■ **Exercise requirements**: Find the word "labels" in the data, then copy each line where it is found.

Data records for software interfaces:
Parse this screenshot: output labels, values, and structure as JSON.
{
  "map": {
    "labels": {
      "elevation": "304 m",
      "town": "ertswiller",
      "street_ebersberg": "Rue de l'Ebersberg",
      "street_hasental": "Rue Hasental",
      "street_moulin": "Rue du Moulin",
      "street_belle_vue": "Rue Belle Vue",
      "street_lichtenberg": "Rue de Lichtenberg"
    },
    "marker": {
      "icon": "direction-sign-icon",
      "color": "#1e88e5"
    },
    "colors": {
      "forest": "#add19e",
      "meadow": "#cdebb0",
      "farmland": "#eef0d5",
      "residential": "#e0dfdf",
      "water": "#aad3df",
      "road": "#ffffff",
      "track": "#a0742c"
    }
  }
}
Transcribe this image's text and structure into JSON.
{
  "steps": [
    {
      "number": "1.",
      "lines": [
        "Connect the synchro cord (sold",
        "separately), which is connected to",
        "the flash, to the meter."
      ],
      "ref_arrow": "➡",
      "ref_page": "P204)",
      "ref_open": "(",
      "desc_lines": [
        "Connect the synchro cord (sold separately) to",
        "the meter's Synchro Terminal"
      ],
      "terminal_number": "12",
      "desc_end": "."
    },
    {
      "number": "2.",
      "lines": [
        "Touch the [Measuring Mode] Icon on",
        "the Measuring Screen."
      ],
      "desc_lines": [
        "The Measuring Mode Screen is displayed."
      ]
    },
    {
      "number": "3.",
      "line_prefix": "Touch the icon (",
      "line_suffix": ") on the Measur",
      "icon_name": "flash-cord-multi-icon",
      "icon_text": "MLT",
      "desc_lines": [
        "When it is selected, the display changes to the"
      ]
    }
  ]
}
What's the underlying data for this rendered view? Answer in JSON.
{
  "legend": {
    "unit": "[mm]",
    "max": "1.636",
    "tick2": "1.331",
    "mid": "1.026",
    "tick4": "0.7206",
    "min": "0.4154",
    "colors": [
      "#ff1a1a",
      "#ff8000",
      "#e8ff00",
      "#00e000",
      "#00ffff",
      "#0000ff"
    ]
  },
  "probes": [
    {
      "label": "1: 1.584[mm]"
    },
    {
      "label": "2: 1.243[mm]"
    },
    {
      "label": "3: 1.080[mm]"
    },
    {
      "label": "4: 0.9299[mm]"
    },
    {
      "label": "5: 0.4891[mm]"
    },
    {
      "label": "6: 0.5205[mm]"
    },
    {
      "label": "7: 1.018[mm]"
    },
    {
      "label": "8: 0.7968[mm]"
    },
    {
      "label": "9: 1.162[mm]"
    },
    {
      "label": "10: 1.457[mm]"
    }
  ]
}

■ **Final answer**:
Parse this screenshot: output labels, values, and structure as JSON.
    "labels": {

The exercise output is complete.